Please copy each line of the records below that includes the word "Microsoft".

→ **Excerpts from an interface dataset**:

%%

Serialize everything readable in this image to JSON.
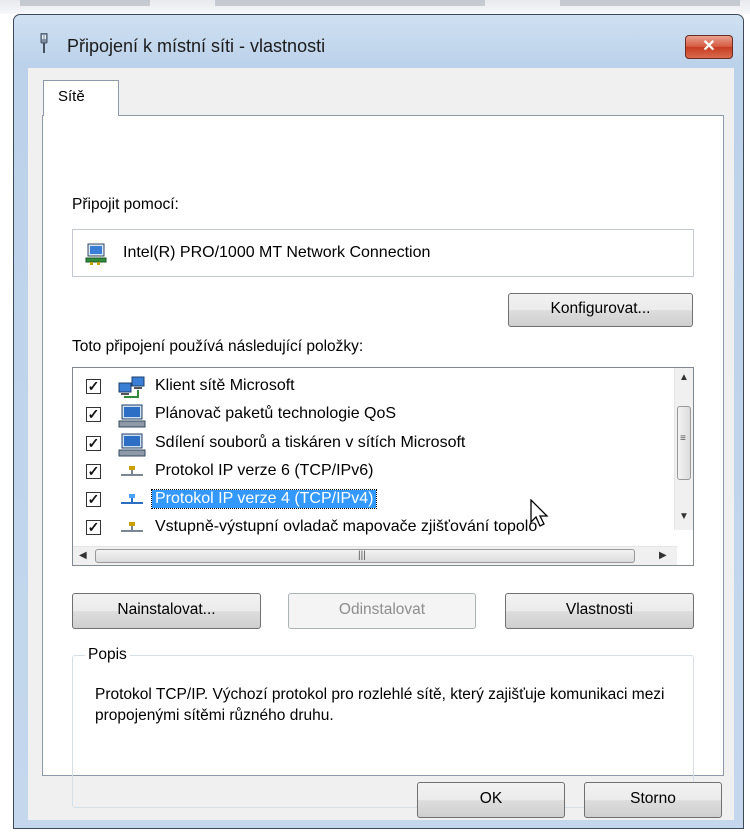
{
  "window": {
    "title": "Připojení k místní síti - vlastnosti",
    "close_label": "✕"
  },
  "tabs": [
    {
      "label": "Sítě",
      "active": true
    }
  ],
  "connect_using": {
    "label": "Připojit pomocí:",
    "device": "Intel(R) PRO/1000 MT Network Connection",
    "configure_button": "Konfigurovat..."
  },
  "items": {
    "label": "Toto připojení používá následující položky:",
    "list": [
      {
        "label": "Klient sítě Microsoft",
        "checked": true,
        "icon": "network-client-icon",
        "selected": false
      },
      {
        "label": "Plánovač paketů technologie QoS",
        "checked": true,
        "icon": "network-service-icon",
        "selected": false
      },
      {
        "label": "Sdílení souborů a tiskáren v sítích Microsoft",
        "checked": true,
        "icon": "network-service-icon",
        "selected": false
      },
      {
        "label": "Protokol IP verze 6 (TCP/IPv6)",
        "checked": true,
        "icon": "network-protocol-icon",
        "selected": false
      },
      {
        "label": "Protokol IP verze 4 (TCP/IPv4)",
        "checked": true,
        "icon": "network-protocol-icon",
        "selected": true
      },
      {
        "label": "Vstupně-výstupní ovladač mapovače zjišťování topolo",
        "checked": true,
        "icon": "network-protocol-icon",
        "selected": false
      }
    ]
  },
  "buttons": {
    "install": "Nainstalovat...",
    "uninstall": "Odinstalovat",
    "properties": "Vlastnosti",
    "ok": "OK",
    "cancel": "Storno"
  },
  "description": {
    "title": "Popis",
    "text": "Protokol TCP/IP. Výchozí protokol pro rozlehlé sítě, který zajišťuje komunikaci mezi propojenými sítěmi různého druhu."
  },
  "colors": {
    "selection": "#3399ff",
    "titlebar": "#bcd2ea",
    "close": "#c73c22"
  }
}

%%

→ **Response to the exercise**:
        "label": "Klient sítě Microsoft",
        "label": "Sdílení souborů a tiskáren v sítích Microsoft",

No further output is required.